── SUPPLIED RECORDS

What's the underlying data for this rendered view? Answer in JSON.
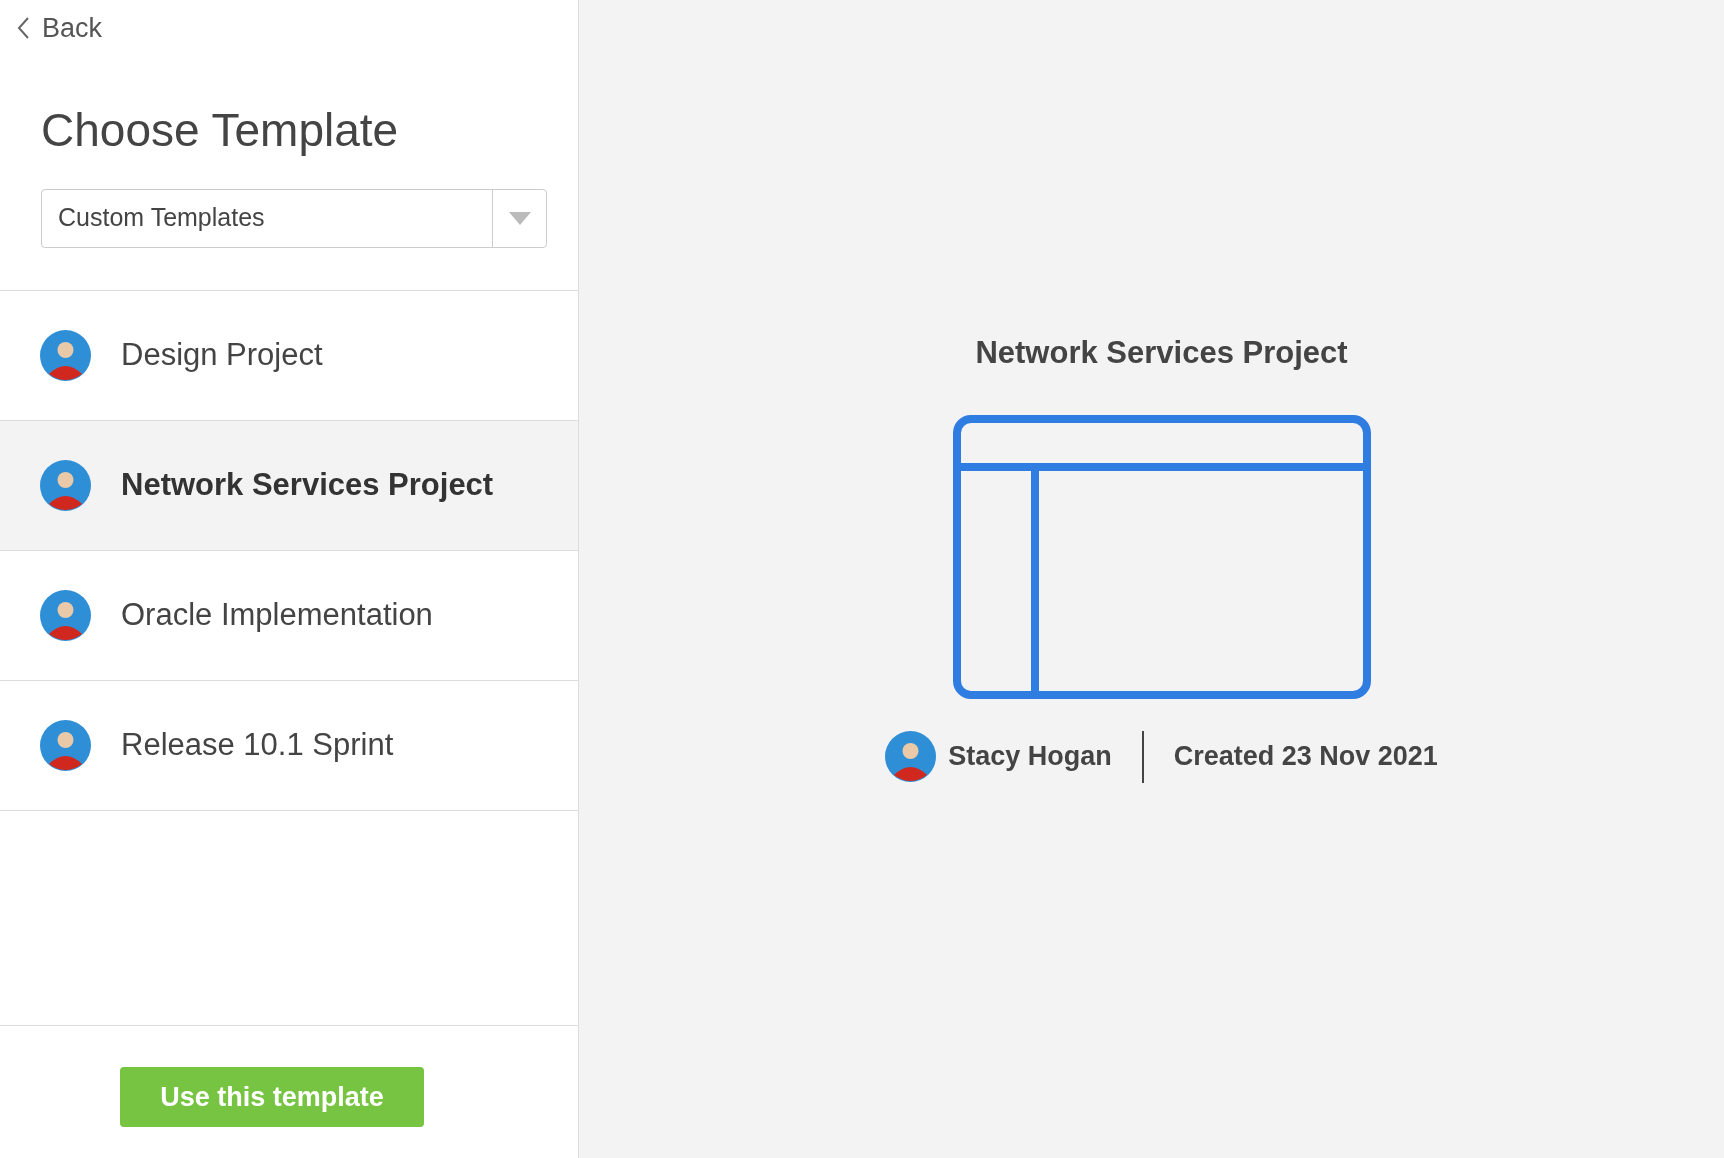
{
  "back": {
    "label": "Back"
  },
  "title": "Choose Template",
  "template_filter": {
    "value": "Custom Templates"
  },
  "templates": [
    {
      "name": "Design Project",
      "selected": false
    },
    {
      "name": "Network Services Project",
      "selected": true
    },
    {
      "name": "Oracle Implementation",
      "selected": false
    },
    {
      "name": "Release 10.1 Sprint",
      "selected": false
    }
  ],
  "preview": {
    "title": "Network Services Project",
    "author": "Stacy Hogan",
    "created": "Created 23 Nov 2021"
  },
  "primary_button": {
    "label": "Use this template"
  }
}
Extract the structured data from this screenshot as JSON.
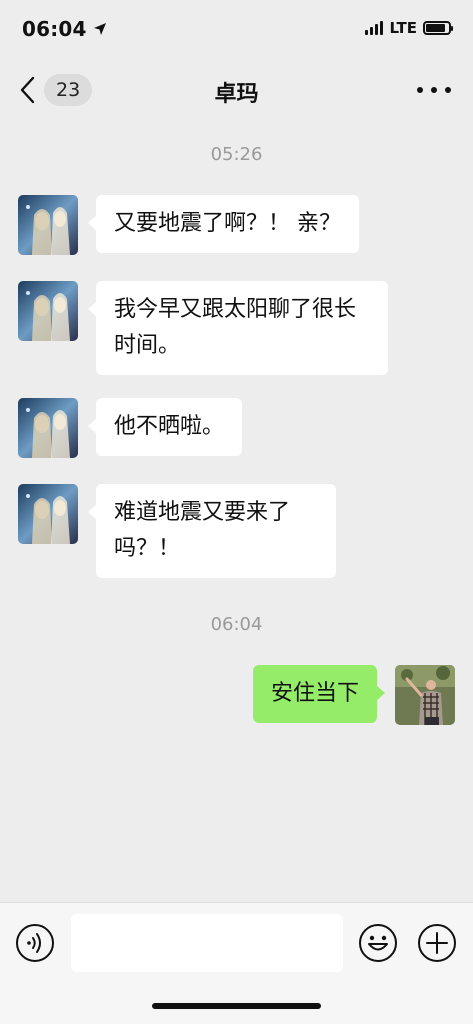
{
  "status_bar": {
    "time": "06:04",
    "network": "LTE",
    "battery_level": 0.85
  },
  "nav": {
    "unread_count": "23",
    "title": "卓玛"
  },
  "timestamps": [
    "05:26",
    "06:04"
  ],
  "messages": [
    {
      "sender": "contact",
      "text": "又要地震了啊？！ 亲？"
    },
    {
      "sender": "contact",
      "text": "我今早又跟太阳聊了很长时间。"
    },
    {
      "sender": "contact",
      "text": "他不晒啦。"
    },
    {
      "sender": "contact",
      "text": "难道地震又要来了吗？！"
    },
    {
      "sender": "me",
      "text": "安住当下"
    }
  ],
  "input": {
    "placeholder": ""
  },
  "colors": {
    "background": "#ededed",
    "sent_bubble": "#95ec69",
    "received_bubble": "#ffffff",
    "timestamp_text": "#9a9a9a"
  }
}
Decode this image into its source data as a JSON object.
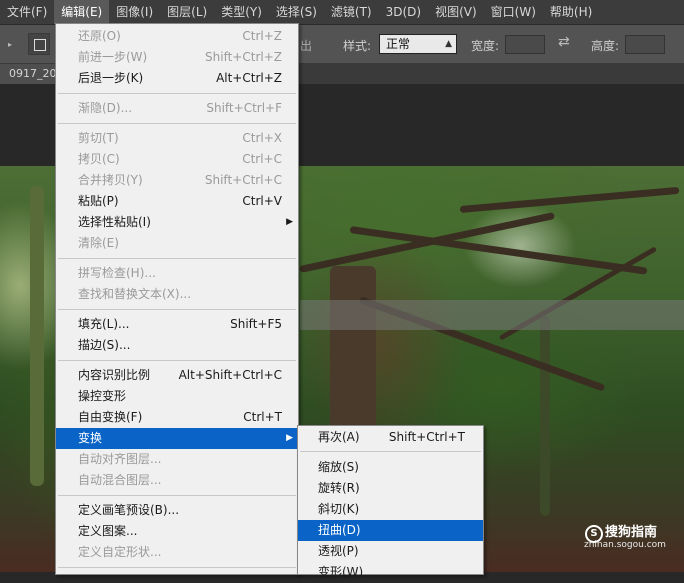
{
  "menubar": {
    "items": [
      "文件(F)",
      "编辑(E)",
      "图像(I)",
      "图层(L)",
      "类型(Y)",
      "选择(S)",
      "滤镜(T)",
      "3D(D)",
      "视图(V)",
      "窗口(W)",
      "帮助(H)"
    ]
  },
  "options": {
    "clipped_text": "出",
    "style_label": "样式:",
    "style_value": "正常",
    "width_label": "宽度:",
    "height_label": "高度:"
  },
  "document": {
    "tab_title": "0917_20"
  },
  "edit_menu": {
    "items": [
      {
        "label": "还原(O)",
        "shortcut": "Ctrl+Z",
        "disabled": true
      },
      {
        "label": "前进一步(W)",
        "shortcut": "Shift+Ctrl+Z",
        "disabled": true
      },
      {
        "label": "后退一步(K)",
        "shortcut": "Alt+Ctrl+Z",
        "disabled": false
      },
      {
        "label": "渐隐(D)...",
        "shortcut": "Shift+Ctrl+F",
        "disabled": true
      },
      {
        "label": "剪切(T)",
        "shortcut": "Ctrl+X",
        "disabled": true
      },
      {
        "label": "拷贝(C)",
        "shortcut": "Ctrl+C",
        "disabled": true
      },
      {
        "label": "合并拷贝(Y)",
        "shortcut": "Shift+Ctrl+C",
        "disabled": true
      },
      {
        "label": "粘贴(P)",
        "shortcut": "Ctrl+V",
        "disabled": false
      },
      {
        "label": "选择性粘贴(I)",
        "shortcut": "",
        "disabled": false
      },
      {
        "label": "清除(E)",
        "shortcut": "",
        "disabled": true
      },
      {
        "label": "拼写检查(H)...",
        "shortcut": "",
        "disabled": true
      },
      {
        "label": "查找和替换文本(X)...",
        "shortcut": "",
        "disabled": true
      },
      {
        "label": "填充(L)...",
        "shortcut": "Shift+F5",
        "disabled": false
      },
      {
        "label": "描边(S)...",
        "shortcut": "",
        "disabled": false
      },
      {
        "label": "内容识别比例",
        "shortcut": "Alt+Shift+Ctrl+C",
        "disabled": false
      },
      {
        "label": "操控变形",
        "shortcut": "",
        "disabled": false
      },
      {
        "label": "自由变换(F)",
        "shortcut": "Ctrl+T",
        "disabled": false
      },
      {
        "label": "变换",
        "shortcut": "",
        "disabled": false,
        "highlighted": true
      },
      {
        "label": "自动对齐图层...",
        "shortcut": "",
        "disabled": true
      },
      {
        "label": "自动混合图层...",
        "shortcut": "",
        "disabled": true
      },
      {
        "label": "定义画笔预设(B)...",
        "shortcut": "",
        "disabled": false
      },
      {
        "label": "定义图案...",
        "shortcut": "",
        "disabled": false
      },
      {
        "label": "定义自定形状...",
        "shortcut": "",
        "disabled": true
      }
    ]
  },
  "transform_menu": {
    "items": [
      {
        "label": "再次(A)",
        "shortcut": "Shift+Ctrl+T"
      },
      {
        "label": "缩放(S)",
        "shortcut": ""
      },
      {
        "label": "旋转(R)",
        "shortcut": ""
      },
      {
        "label": "斜切(K)",
        "shortcut": ""
      },
      {
        "label": "扭曲(D)",
        "shortcut": "",
        "highlighted": true
      },
      {
        "label": "透视(P)",
        "shortcut": ""
      },
      {
        "label": "变形(W)",
        "shortcut": ""
      }
    ]
  },
  "watermark": {
    "brand": "搜狗指南",
    "logo_glyph": "S",
    "url": "zhinan.sogou.com"
  },
  "colors": {
    "menu_highlight": "#0a64c8",
    "menu_bg": "#f0f0f0",
    "app_bg": "#282828",
    "menubar_bg": "#3c3c3c"
  }
}
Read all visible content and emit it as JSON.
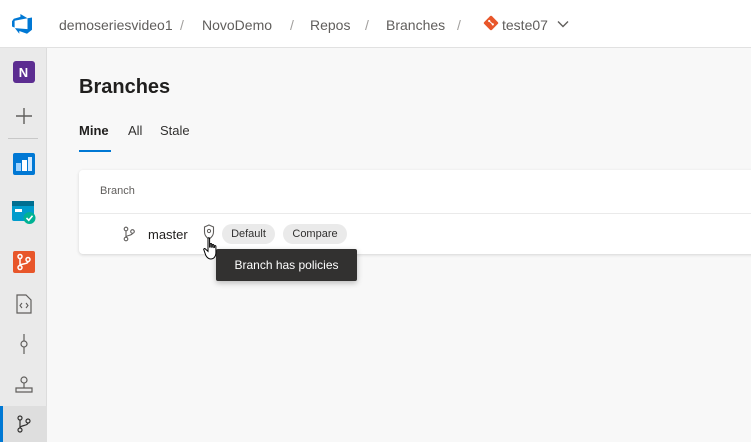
{
  "breadcrumb": {
    "organization": "demoseriesvideo1",
    "project": "NovoDemo",
    "section": "Repos",
    "page": "Branches",
    "repository": "teste07",
    "separator": "/"
  },
  "sidebar": {
    "project_initial": "N",
    "items": [
      {
        "icon": "project-badge"
      },
      {
        "icon": "plus-icon"
      },
      {
        "icon": "boards-icon"
      },
      {
        "icon": "test-plans-icon"
      },
      {
        "icon": "repos-icon"
      },
      {
        "icon": "files-icon"
      },
      {
        "icon": "commits-icon"
      },
      {
        "icon": "pushes-icon"
      },
      {
        "icon": "branches-icon",
        "active": true
      }
    ]
  },
  "main": {
    "title": "Branches",
    "tabs": [
      {
        "label": "Mine",
        "active": true
      },
      {
        "label": "All"
      },
      {
        "label": "Stale"
      }
    ],
    "table": {
      "column_header": "Branch",
      "rows": [
        {
          "name": "master",
          "badges": [
            "Default",
            "Compare"
          ]
        }
      ]
    },
    "tooltip": "Branch has policies"
  },
  "colors": {
    "accent": "#0078d4",
    "project_badge": "#5c2d91",
    "repos_orange": "#e8562a",
    "tooltip_bg": "#323130"
  }
}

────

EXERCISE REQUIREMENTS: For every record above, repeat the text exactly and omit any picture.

TASK ANSWER:
What's the underlying data for this rendered view? Answer in JSON.
{
  "back": {
    "label": "Back"
  },
  "title": "Choose Template",
  "template_filter": {
    "value": "Custom Templates"
  },
  "templates": [
    {
      "name": "Design Project",
      "selected": false
    },
    {
      "name": "Network Services Project",
      "selected": true
    },
    {
      "name": "Oracle Implementation",
      "selected": false
    },
    {
      "name": "Release 10.1 Sprint",
      "selected": false
    }
  ],
  "preview": {
    "title": "Network Services Project",
    "author": "Stacy Hogan",
    "created": "Created 23 Nov 2021"
  },
  "primary_button": {
    "label": "Use this template"
  }
}
Extract the structured data from this screenshot as JSON.
{
  "status_bar": {
    "time": "06:04",
    "network": "LTE",
    "battery_level": 0.85
  },
  "nav": {
    "unread_count": "23",
    "title": "卓玛"
  },
  "timestamps": [
    "05:26",
    "06:04"
  ],
  "messages": [
    {
      "sender": "contact",
      "text": "又要地震了啊？！ 亲？"
    },
    {
      "sender": "contact",
      "text": "我今早又跟太阳聊了很长时间。"
    },
    {
      "sender": "contact",
      "text": "他不晒啦。"
    },
    {
      "sender": "contact",
      "text": "难道地震又要来了吗？！"
    },
    {
      "sender": "me",
      "text": "安住当下"
    }
  ],
  "input": {
    "placeholder": ""
  },
  "colors": {
    "background": "#ededed",
    "sent_bubble": "#95ec69",
    "received_bubble": "#ffffff",
    "timestamp_text": "#9a9a9a"
  }
}
Decode this image into its source data as a JSON object.
{
  "menubar": {
    "items": [
      "文件(F)",
      "编辑(E)",
      "图像(I)",
      "图层(L)",
      "类型(Y)",
      "选择(S)",
      "滤镜(T)",
      "3D(D)",
      "视图(V)",
      "窗口(W)",
      "帮助(H)"
    ]
  },
  "options": {
    "clipped_text": "出",
    "style_label": "样式:",
    "style_value": "正常",
    "width_label": "宽度:",
    "height_label": "高度:"
  },
  "document": {
    "tab_title": "0917_20"
  },
  "edit_menu": {
    "items": [
      {
        "label": "还原(O)",
        "shortcut": "Ctrl+Z",
        "disabled": true
      },
      {
        "label": "前进一步(W)",
        "shortcut": "Shift+Ctrl+Z",
        "disabled": true
      },
      {
        "label": "后退一步(K)",
        "shortcut": "Alt+Ctrl+Z",
        "disabled": false
      },
      {
        "label": "渐隐(D)...",
        "shortcut": "Shift+Ctrl+F",
        "disabled": true
      },
      {
        "label": "剪切(T)",
        "shortcut": "Ctrl+X",
        "disabled": true
      },
      {
        "label": "拷贝(C)",
        "shortcut": "Ctrl+C",
        "disabled": true
      },
      {
        "label": "合并拷贝(Y)",
        "shortcut": "Shift+Ctrl+C",
        "disabled": true
      },
      {
        "label": "粘贴(P)",
        "shortcut": "Ctrl+V",
        "disabled": false
      },
      {
        "label": "选择性粘贴(I)",
        "shortcut": "",
        "disabled": false
      },
      {
        "label": "清除(E)",
        "shortcut": "",
        "disabled": true
      },
      {
        "label": "拼写检查(H)...",
        "shortcut": "",
        "disabled": true
      },
      {
        "label": "查找和替换文本(X)...",
        "shortcut": "",
        "disabled": true
      },
      {
        "label": "填充(L)...",
        "shortcut": "Shift+F5",
        "disabled": false
      },
      {
        "label": "描边(S)...",
        "shortcut": "",
        "disabled": false
      },
      {
        "label": "内容识别比例",
        "shortcut": "Alt+Shift+Ctrl+C",
        "disabled": false
      },
      {
        "label": "操控变形",
        "shortcut": "",
        "disabled": false
      },
      {
        "label": "自由变换(F)",
        "shortcut": "Ctrl+T",
        "disabled": false
      },
      {
        "label": "变换",
        "shortcut": "",
        "disabled": false,
        "highlighted": true
      },
      {
        "label": "自动对齐图层...",
        "shortcut": "",
        "disabled": true
      },
      {
        "label": "自动混合图层...",
        "shortcut": "",
        "disabled": true
      },
      {
        "label": "定义画笔预设(B)...",
        "shortcut": "",
        "disabled": false
      },
      {
        "label": "定义图案...",
        "shortcut": "",
        "disabled": false
      },
      {
        "label": "定义自定形状...",
        "shortcut": "",
        "disabled": true
      }
    ]
  },
  "transform_menu": {
    "items": [
      {
        "label": "再次(A)",
        "shortcut": "Shift+Ctrl+T"
      },
      {
        "label": "缩放(S)",
        "shortcut": ""
      },
      {
        "label": "旋转(R)",
        "shortcut": ""
      },
      {
        "label": "斜切(K)",
        "shortcut": ""
      },
      {
        "label": "扭曲(D)",
        "shortcut": "",
        "highlighted": true
      },
      {
        "label": "透视(P)",
        "shortcut": ""
      },
      {
        "label": "变形(W)",
        "shortcut": ""
      }
    ]
  },
  "watermark": {
    "brand": "搜狗指南",
    "logo_glyph": "S",
    "url": "zhinan.sogou.com"
  },
  "colors": {
    "menu_highlight": "#0a64c8",
    "menu_bg": "#f0f0f0",
    "app_bg": "#282828",
    "menubar_bg": "#3c3c3c"
  }
}
Read all visible content and emit it as JSON.
{
  "breadcrumb": {
    "organization": "demoseriesvideo1",
    "project": "NovoDemo",
    "section": "Repos",
    "page": "Branches",
    "repository": "teste07",
    "separator": "/"
  },
  "sidebar": {
    "project_initial": "N",
    "items": [
      {
        "icon": "project-badge"
      },
      {
        "icon": "plus-icon"
      },
      {
        "icon": "boards-icon"
      },
      {
        "icon": "test-plans-icon"
      },
      {
        "icon": "repos-icon"
      },
      {
        "icon": "files-icon"
      },
      {
        "icon": "commits-icon"
      },
      {
        "icon": "pushes-icon"
      },
      {
        "icon": "branches-icon",
        "active": true
      }
    ]
  },
  "main": {
    "title": "Branches",
    "tabs": [
      {
        "label": "Mine",
        "active": true
      },
      {
        "label": "All"
      },
      {
        "label": "Stale"
      }
    ],
    "table": {
      "column_header": "Branch",
      "rows": [
        {
          "name": "master",
          "badges": [
            "Default",
            "Compare"
          ]
        }
      ]
    },
    "tooltip": "Branch has policies"
  },
  "colors": {
    "accent": "#0078d4",
    "project_badge": "#5c2d91",
    "repos_orange": "#e8562a",
    "tooltip_bg": "#323130"
  }
}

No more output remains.